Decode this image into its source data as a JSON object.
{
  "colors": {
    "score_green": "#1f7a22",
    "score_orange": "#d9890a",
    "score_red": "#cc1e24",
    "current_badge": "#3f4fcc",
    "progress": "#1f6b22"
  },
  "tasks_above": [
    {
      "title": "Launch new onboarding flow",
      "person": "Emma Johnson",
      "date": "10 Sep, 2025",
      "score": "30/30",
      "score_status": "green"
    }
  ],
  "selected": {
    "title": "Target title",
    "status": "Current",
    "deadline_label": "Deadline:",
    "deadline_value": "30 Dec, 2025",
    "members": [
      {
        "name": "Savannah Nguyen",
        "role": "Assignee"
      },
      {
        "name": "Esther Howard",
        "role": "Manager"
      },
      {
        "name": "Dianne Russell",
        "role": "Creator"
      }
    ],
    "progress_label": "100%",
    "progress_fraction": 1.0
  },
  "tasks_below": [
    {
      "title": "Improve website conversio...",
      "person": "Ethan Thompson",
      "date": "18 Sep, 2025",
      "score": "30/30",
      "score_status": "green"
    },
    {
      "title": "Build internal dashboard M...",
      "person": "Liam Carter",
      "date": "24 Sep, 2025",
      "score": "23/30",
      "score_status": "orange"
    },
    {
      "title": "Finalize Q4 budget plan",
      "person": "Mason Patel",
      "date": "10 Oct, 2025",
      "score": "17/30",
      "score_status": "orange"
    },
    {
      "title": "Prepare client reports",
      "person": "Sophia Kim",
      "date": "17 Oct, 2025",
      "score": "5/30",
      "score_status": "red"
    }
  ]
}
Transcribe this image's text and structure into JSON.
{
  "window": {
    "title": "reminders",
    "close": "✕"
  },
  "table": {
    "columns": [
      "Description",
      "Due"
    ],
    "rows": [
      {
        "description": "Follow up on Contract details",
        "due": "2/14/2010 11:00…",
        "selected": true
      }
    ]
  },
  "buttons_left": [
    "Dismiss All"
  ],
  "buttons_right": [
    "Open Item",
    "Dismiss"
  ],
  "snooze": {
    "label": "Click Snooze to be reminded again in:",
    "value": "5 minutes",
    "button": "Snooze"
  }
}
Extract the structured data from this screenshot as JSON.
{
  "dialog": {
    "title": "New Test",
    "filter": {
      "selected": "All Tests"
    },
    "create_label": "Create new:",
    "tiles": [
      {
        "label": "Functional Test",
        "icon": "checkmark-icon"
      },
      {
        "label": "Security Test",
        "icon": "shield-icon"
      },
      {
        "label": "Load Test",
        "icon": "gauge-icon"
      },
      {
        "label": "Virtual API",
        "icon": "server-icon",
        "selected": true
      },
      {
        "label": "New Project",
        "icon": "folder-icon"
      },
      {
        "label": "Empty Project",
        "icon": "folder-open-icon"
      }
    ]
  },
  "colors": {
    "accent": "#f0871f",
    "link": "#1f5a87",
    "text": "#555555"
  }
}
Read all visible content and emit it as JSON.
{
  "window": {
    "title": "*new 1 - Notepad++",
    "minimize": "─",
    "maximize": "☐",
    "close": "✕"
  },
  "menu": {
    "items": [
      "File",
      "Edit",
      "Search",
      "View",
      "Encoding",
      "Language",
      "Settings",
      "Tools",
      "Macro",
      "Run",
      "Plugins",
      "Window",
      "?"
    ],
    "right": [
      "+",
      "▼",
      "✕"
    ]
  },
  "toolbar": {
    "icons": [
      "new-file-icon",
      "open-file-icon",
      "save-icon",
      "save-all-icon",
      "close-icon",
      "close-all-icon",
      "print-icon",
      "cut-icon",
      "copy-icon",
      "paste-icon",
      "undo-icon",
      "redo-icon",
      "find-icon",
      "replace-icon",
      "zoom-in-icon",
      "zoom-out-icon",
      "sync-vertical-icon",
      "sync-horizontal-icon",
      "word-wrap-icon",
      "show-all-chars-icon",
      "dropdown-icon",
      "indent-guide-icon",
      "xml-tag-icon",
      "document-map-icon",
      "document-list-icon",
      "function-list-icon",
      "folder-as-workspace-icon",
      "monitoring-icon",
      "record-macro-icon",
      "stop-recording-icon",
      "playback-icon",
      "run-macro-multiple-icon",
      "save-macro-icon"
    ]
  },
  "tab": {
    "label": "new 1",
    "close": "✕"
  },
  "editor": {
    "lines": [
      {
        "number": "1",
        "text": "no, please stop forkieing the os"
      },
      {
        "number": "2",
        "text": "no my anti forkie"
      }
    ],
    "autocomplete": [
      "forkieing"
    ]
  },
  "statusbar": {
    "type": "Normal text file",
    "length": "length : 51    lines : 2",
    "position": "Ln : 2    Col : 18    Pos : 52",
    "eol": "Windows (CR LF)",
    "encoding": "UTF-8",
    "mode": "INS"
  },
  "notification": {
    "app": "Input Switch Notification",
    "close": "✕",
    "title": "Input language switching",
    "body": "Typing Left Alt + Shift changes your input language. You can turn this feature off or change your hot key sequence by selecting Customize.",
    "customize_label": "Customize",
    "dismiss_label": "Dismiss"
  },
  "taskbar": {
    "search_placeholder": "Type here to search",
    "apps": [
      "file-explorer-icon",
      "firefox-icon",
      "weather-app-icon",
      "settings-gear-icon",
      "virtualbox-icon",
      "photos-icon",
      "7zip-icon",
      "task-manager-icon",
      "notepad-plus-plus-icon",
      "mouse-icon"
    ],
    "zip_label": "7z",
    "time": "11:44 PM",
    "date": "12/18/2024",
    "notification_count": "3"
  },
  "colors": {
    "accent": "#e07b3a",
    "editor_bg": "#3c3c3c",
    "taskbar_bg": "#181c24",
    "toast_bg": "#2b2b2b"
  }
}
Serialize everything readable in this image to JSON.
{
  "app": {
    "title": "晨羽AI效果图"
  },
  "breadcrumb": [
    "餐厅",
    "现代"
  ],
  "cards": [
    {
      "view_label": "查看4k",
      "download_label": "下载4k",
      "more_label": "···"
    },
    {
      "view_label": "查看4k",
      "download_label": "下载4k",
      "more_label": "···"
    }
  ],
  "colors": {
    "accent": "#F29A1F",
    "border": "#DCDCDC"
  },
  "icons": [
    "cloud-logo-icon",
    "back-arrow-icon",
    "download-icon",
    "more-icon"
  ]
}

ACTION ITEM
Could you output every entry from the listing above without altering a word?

ANSWER SPACE
Decode this image into its source data as a JSON object.
{
  "colors": {
    "score_green": "#1f7a22",
    "score_orange": "#d9890a",
    "score_red": "#cc1e24",
    "current_badge": "#3f4fcc",
    "progress": "#1f6b22"
  },
  "tasks_above": [
    {
      "title": "Launch new onboarding flow",
      "person": "Emma Johnson",
      "date": "10 Sep, 2025",
      "score": "30/30",
      "score_status": "green"
    }
  ],
  "selected": {
    "title": "Target title",
    "status": "Current",
    "deadline_label": "Deadline:",
    "deadline_value": "30 Dec, 2025",
    "members": [
      {
        "name": "Savannah Nguyen",
        "role": "Assignee"
      },
      {
        "name": "Esther Howard",
        "role": "Manager"
      },
      {
        "name": "Dianne Russell",
        "role": "Creator"
      }
    ],
    "progress_label": "100%",
    "progress_fraction": 1.0
  },
  "tasks_below": [
    {
      "title": "Improve website conversio...",
      "person": "Ethan Thompson",
      "date": "18 Sep, 2025",
      "score": "30/30",
      "score_status": "green"
    },
    {
      "title": "Build internal dashboard M...",
      "person": "Liam Carter",
      "date": "24 Sep, 2025",
      "score": "23/30",
      "score_status": "orange"
    },
    {
      "title": "Finalize Q4 budget plan",
      "person": "Mason Patel",
      "date": "10 Oct, 2025",
      "score": "17/30",
      "score_status": "orange"
    },
    {
      "title": "Prepare client reports",
      "person": "Sophia Kim",
      "date": "17 Oct, 2025",
      "score": "5/30",
      "score_status": "red"
    }
  ]
}
Transcribe this image's text and structure into JSON.
{
  "window": {
    "title": "reminders",
    "close": "✕"
  },
  "table": {
    "columns": [
      "Description",
      "Due"
    ],
    "rows": [
      {
        "description": "Follow up on Contract details",
        "due": "2/14/2010 11:00…",
        "selected": true
      }
    ]
  },
  "buttons_left": [
    "Dismiss All"
  ],
  "buttons_right": [
    "Open Item",
    "Dismiss"
  ],
  "snooze": {
    "label": "Click Snooze to be reminded again in:",
    "value": "5 minutes",
    "button": "Snooze"
  }
}
Extract the structured data from this screenshot as JSON.
{
  "dialog": {
    "title": "New Test",
    "filter": {
      "selected": "All Tests"
    },
    "create_label": "Create new:",
    "tiles": [
      {
        "label": "Functional Test",
        "icon": "checkmark-icon"
      },
      {
        "label": "Security Test",
        "icon": "shield-icon"
      },
      {
        "label": "Load Test",
        "icon": "gauge-icon"
      },
      {
        "label": "Virtual API",
        "icon": "server-icon",
        "selected": true
      },
      {
        "label": "New Project",
        "icon": "folder-icon"
      },
      {
        "label": "Empty Project",
        "icon": "folder-open-icon"
      }
    ]
  },
  "colors": {
    "accent": "#f0871f",
    "link": "#1f5a87",
    "text": "#555555"
  }
}
Read all visible content and emit it as JSON.
{
  "window": {
    "title": "*new 1 - Notepad++",
    "minimize": "─",
    "maximize": "☐",
    "close": "✕"
  },
  "menu": {
    "items": [
      "File",
      "Edit",
      "Search",
      "View",
      "Encoding",
      "Language",
      "Settings",
      "Tools",
      "Macro",
      "Run",
      "Plugins",
      "Window",
      "?"
    ],
    "right": [
      "+",
      "▼",
      "✕"
    ]
  },
  "toolbar": {
    "icons": [
      "new-file-icon",
      "open-file-icon",
      "save-icon",
      "save-all-icon",
      "close-icon",
      "close-all-icon",
      "print-icon",
      "cut-icon",
      "copy-icon",
      "paste-icon",
      "undo-icon",
      "redo-icon",
      "find-icon",
      "replace-icon",
      "zoom-in-icon",
      "zoom-out-icon",
      "sync-vertical-icon",
      "sync-horizontal-icon",
      "word-wrap-icon",
      "show-all-chars-icon",
      "dropdown-icon",
      "indent-guide-icon",
      "xml-tag-icon",
      "document-map-icon",
      "document-list-icon",
      "function-list-icon",
      "folder-as-workspace-icon",
      "monitoring-icon",
      "record-macro-icon",
      "stop-recording-icon",
      "playback-icon",
      "run-macro-multiple-icon",
      "save-macro-icon"
    ]
  },
  "tab": {
    "label": "new 1",
    "close": "✕"
  },
  "editor": {
    "lines": [
      {
        "number": "1",
        "text": "no, please stop forkieing the os"
      },
      {
        "number": "2",
        "text": "no my anti forkie"
      }
    ],
    "autocomplete": [
      "forkieing"
    ]
  },
  "statusbar": {
    "type": "Normal text file",
    "length": "length : 51    lines : 2",
    "position": "Ln : 2    Col : 18    Pos : 52",
    "eol": "Windows (CR LF)",
    "encoding": "UTF-8",
    "mode": "INS"
  },
  "notification": {
    "app": "Input Switch Notification",
    "close": "✕",
    "title": "Input language switching",
    "body": "Typing Left Alt + Shift changes your input language. You can turn this feature off or change your hot key sequence by selecting Customize.",
    "customize_label": "Customize",
    "dismiss_label": "Dismiss"
  },
  "taskbar": {
    "search_placeholder": "Type here to search",
    "apps": [
      "file-explorer-icon",
      "firefox-icon",
      "weather-app-icon",
      "settings-gear-icon",
      "virtualbox-icon",
      "photos-icon",
      "7zip-icon",
      "task-manager-icon",
      "notepad-plus-plus-icon",
      "mouse-icon"
    ],
    "zip_label": "7z",
    "time": "11:44 PM",
    "date": "12/18/2024",
    "notification_count": "3"
  },
  "colors": {
    "accent": "#e07b3a",
    "editor_bg": "#3c3c3c",
    "taskbar_bg": "#181c24",
    "toast_bg": "#2b2b2b"
  }
}
Serialize everything readable in this image to JSON.
{
  "app": {
    "title": "晨羽AI效果图"
  },
  "breadcrumb": [
    "餐厅",
    "现代"
  ],
  "cards": [
    {
      "view_label": "查看4k",
      "download_label": "下载4k",
      "more_label": "···"
    },
    {
      "view_label": "查看4k",
      "download_label": "下载4k",
      "more_label": "···"
    }
  ],
  "colors": {
    "accent": "#F29A1F",
    "border": "#DCDCDC"
  },
  "icons": [
    "cloud-logo-icon",
    "back-arrow-icon",
    "download-icon",
    "more-icon"
  ]
}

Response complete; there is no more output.